The note to-day also gave him instructions, very simple ones this time. All it said was: "Wait at the bridge-head from noon till dusk." It was only ten o'clock as yet, but old Levet didn't care. What were hours to him, now that such an awful calamity had sullied the fair name of France for ever? He was numb with cold and fatigue, but he didn't care. He just sat there, waiting and watching, with lack-lustre eyes, the stream of traffic go by over the bridge. Crowds were returning from Paris on foot, on horse-back or in cabriolets. They had been up in the capital "to see the show." They were talking and laughing quite naturally, as if they had been to a theatre or a race-meeting. Old Levet drew his cape closer round his shoulders, and closed his aching eyes. The cold had made him drowsy.
A distant church clock had struck four when out of the crowd of passers-by two figures detached themselves and made straight for the corner-stone where old Levet was sitting, waiting patiently. A tall figure and a short one: two men, both dressed in black and wrapped in heavy capes against the cold. Levet shook himself out of his torpor. The taller of the two men helped him struggle to his feet, and then said:
"This is the Abbé Edgeworth, Charles. He was with His Majesty until the last."

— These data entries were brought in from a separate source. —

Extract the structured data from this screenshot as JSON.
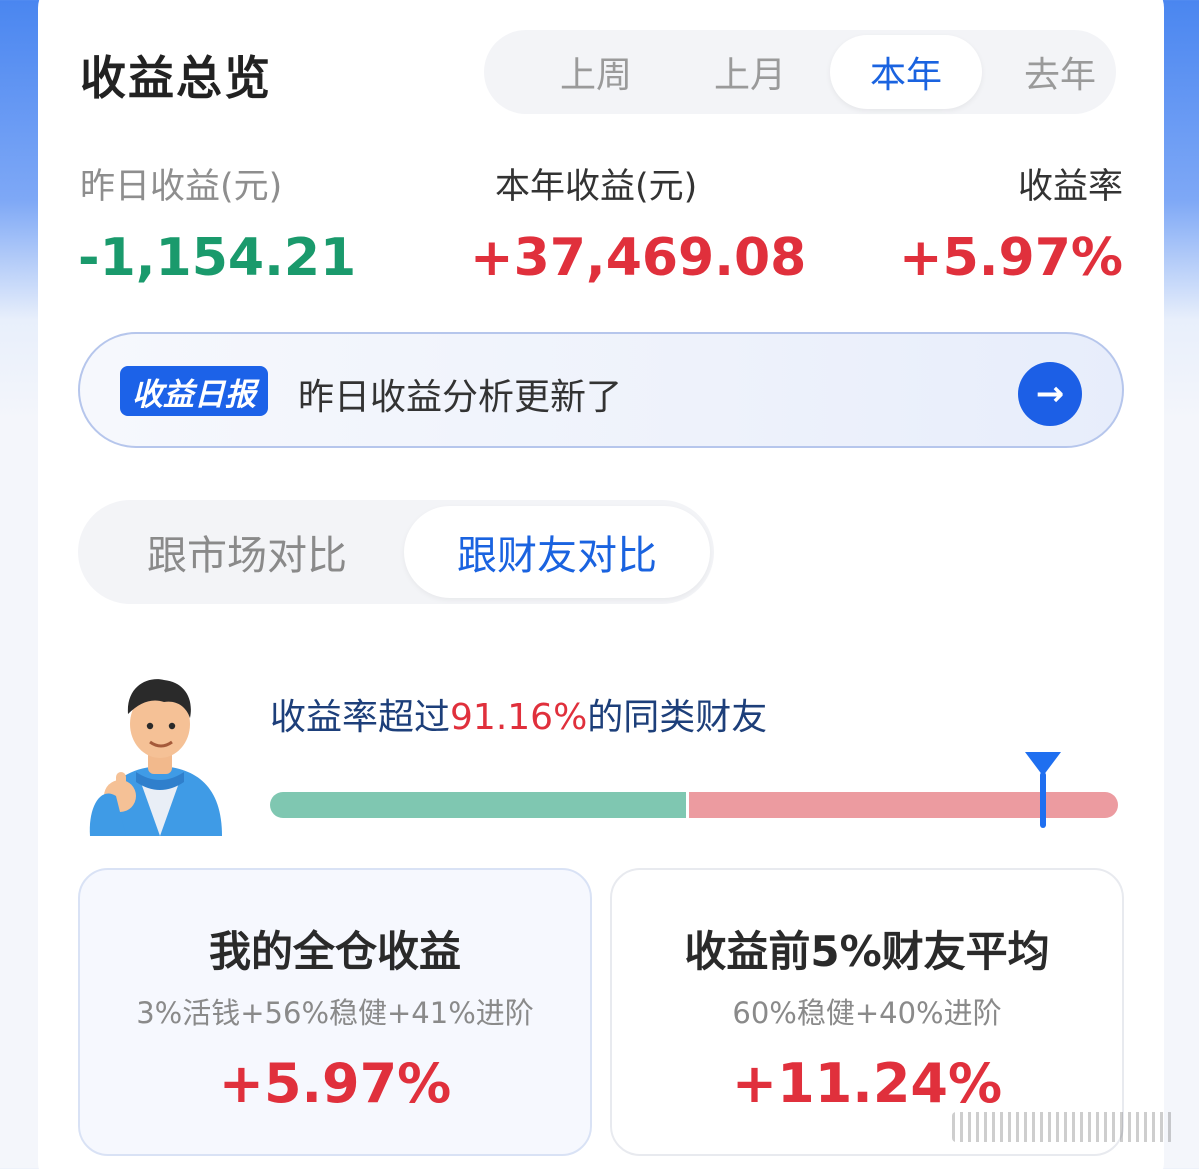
{
  "overview": {
    "title": "收益总览",
    "period_tabs": [
      {
        "label": "上周",
        "active": false
      },
      {
        "label": "上月",
        "active": false
      },
      {
        "label": "本年",
        "active": true
      },
      {
        "label": "去年",
        "active": false
      }
    ]
  },
  "stats": {
    "yesterday": {
      "label": "昨日收益(元)",
      "value": "-1,154.21",
      "color": "#1a9a6c"
    },
    "year": {
      "label": "本年收益(元)",
      "value": "+37,469.08",
      "color": "#e0303c"
    },
    "rate": {
      "label": "收益率",
      "value": "+5.97%",
      "color": "#e0303c"
    }
  },
  "daily_report": {
    "tag": "收益日报",
    "text": "昨日收益分析更新了",
    "arrow_icon": "arrow-right-icon"
  },
  "compare_tabs": [
    {
      "label": "跟市场对比",
      "active": false
    },
    {
      "label": "跟财友对比",
      "active": true
    }
  ],
  "ranking": {
    "text_prefix": "收益率超过",
    "percent": "91.16%",
    "text_suffix": "的同类财友",
    "bar_split_fraction": 0.49,
    "marker_fraction": 0.9116,
    "colors": {
      "loss": "#7fc7b1",
      "gain": "#ec9ba0",
      "marker": "#1f6ff0"
    }
  },
  "comparison": {
    "mine": {
      "title": "我的全仓收益",
      "allocation": "3%活钱+56%稳健+41%进阶",
      "value": "+5.97%"
    },
    "top_avg": {
      "title": "收益前5%财友平均",
      "allocation": "60%稳健+40%进阶",
      "value": "+11.24%"
    }
  }
}
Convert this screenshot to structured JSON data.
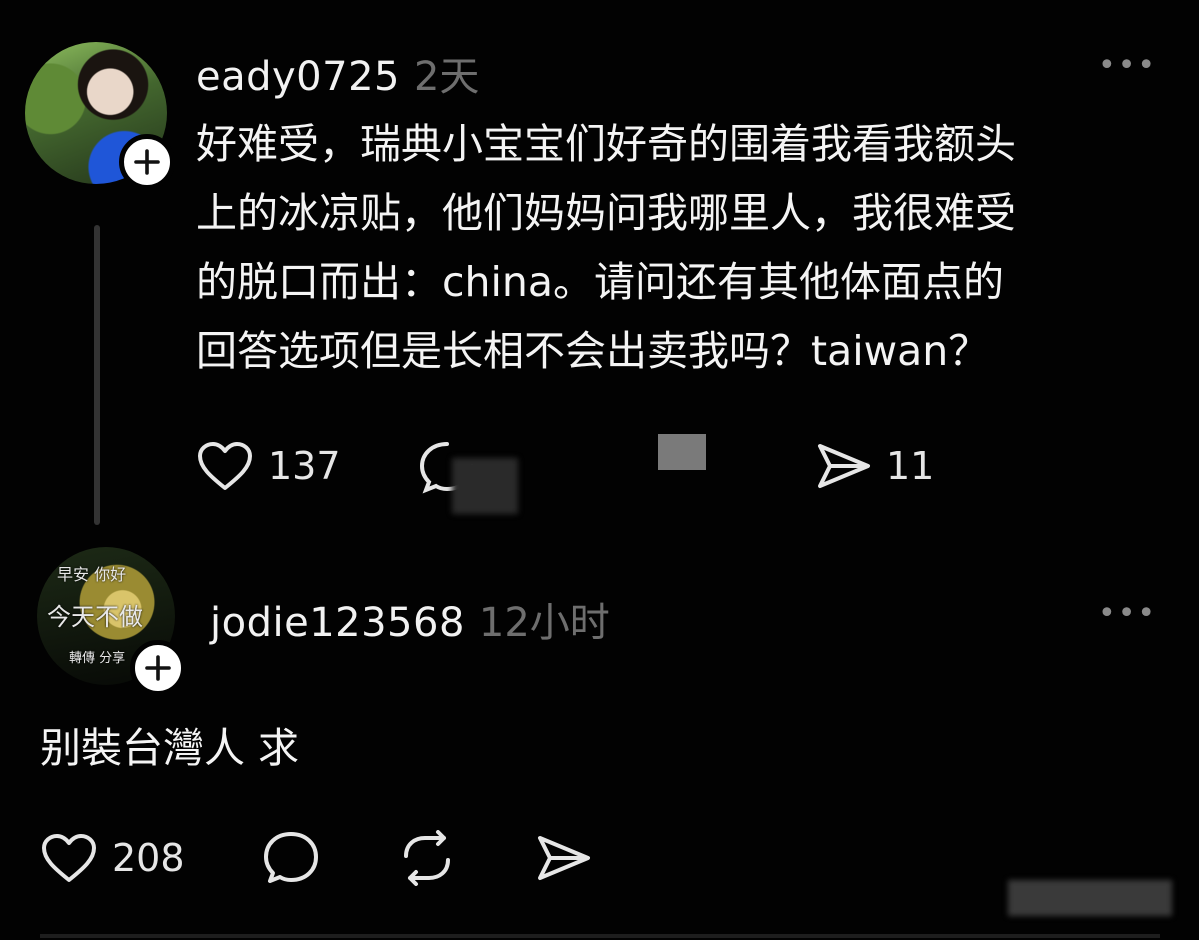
{
  "post": {
    "username": "eady0725",
    "time": "2天",
    "text": "好难受，瑞典小宝宝们好奇的围着我看我额头\n上的冰凉贴，他们妈妈问我哪里人，我很难受\n的脱口而出：china。请问还有其他体面点的\n回答选项但是长相不会出卖我吗？taiwan？",
    "likes": "137",
    "shares": "11",
    "icons": [
      "heart-icon",
      "comment-icon",
      "send-icon",
      "more-icon",
      "plus-icon"
    ]
  },
  "reply": {
    "username": "jodie123568",
    "time": "12小时",
    "text": "别裝台灣人 求",
    "likes": "208",
    "avatar_text": {
      "top": "早安 你好",
      "middle": "今天不做",
      "bottom": "轉傳 分享"
    },
    "icons": [
      "heart-icon",
      "comment-icon",
      "repost-icon",
      "send-icon",
      "more-icon",
      "plus-icon"
    ]
  },
  "colors": {
    "background": "#020202",
    "text": "#f4f4f4",
    "muted": "#6e6e6e"
  }
}
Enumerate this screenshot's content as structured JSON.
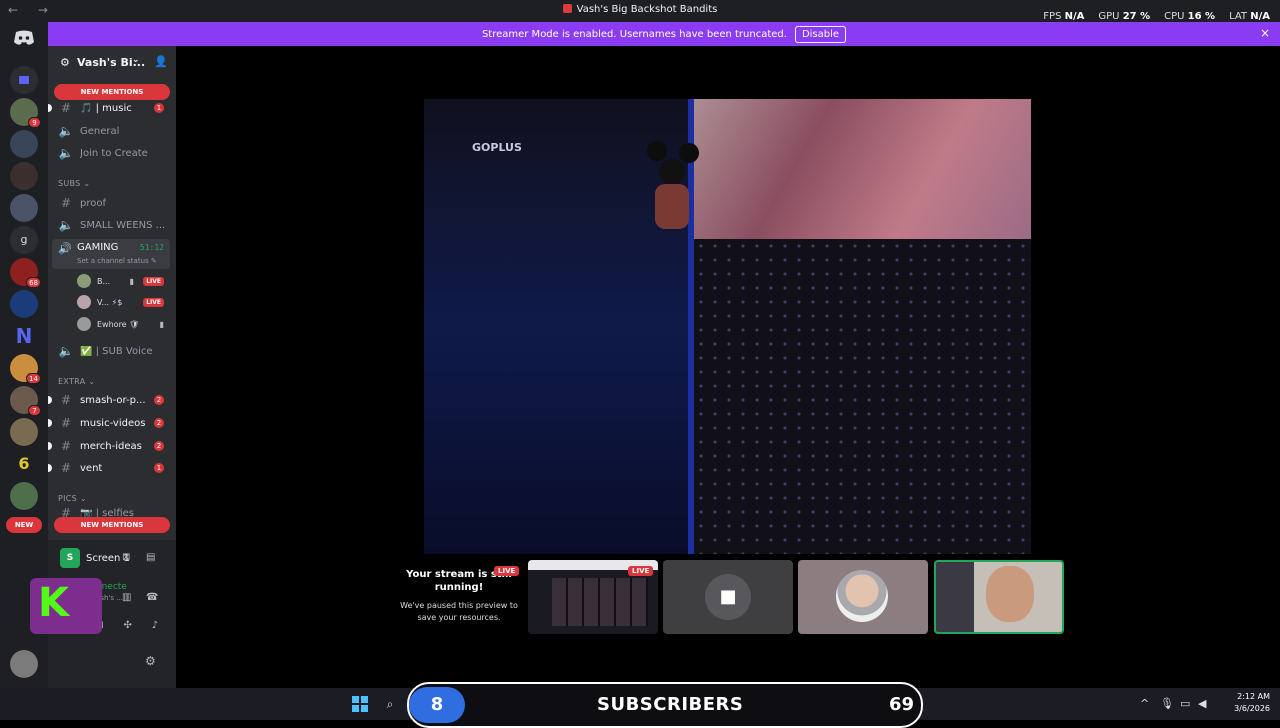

"We'll go straight home," Levet responded simply. "It is cold here, and Monsieur l'Abbé is welcome."
Without another words the three men started to walk back through the town. It was characteristic of Levet that he made no further comment, nor did he ask a question. He walked briskly, ahead of the other two, looking neither to right nor left. The priest appeared to be in a state of exhaustion; his tall friend held him tightly by the arm, to enable him to walk at all. At a distance of some hundred metres or so from his house old Levet came to a halt. He waited till the other came close to him, then he said simply:
"My wife is very ill. She knows nothing yet. Perhaps she guesses. But I must prepare her. Will you wait here?
It was quite dark now, and the fog very dense. Levet's shrunken figure was quickly lost to view.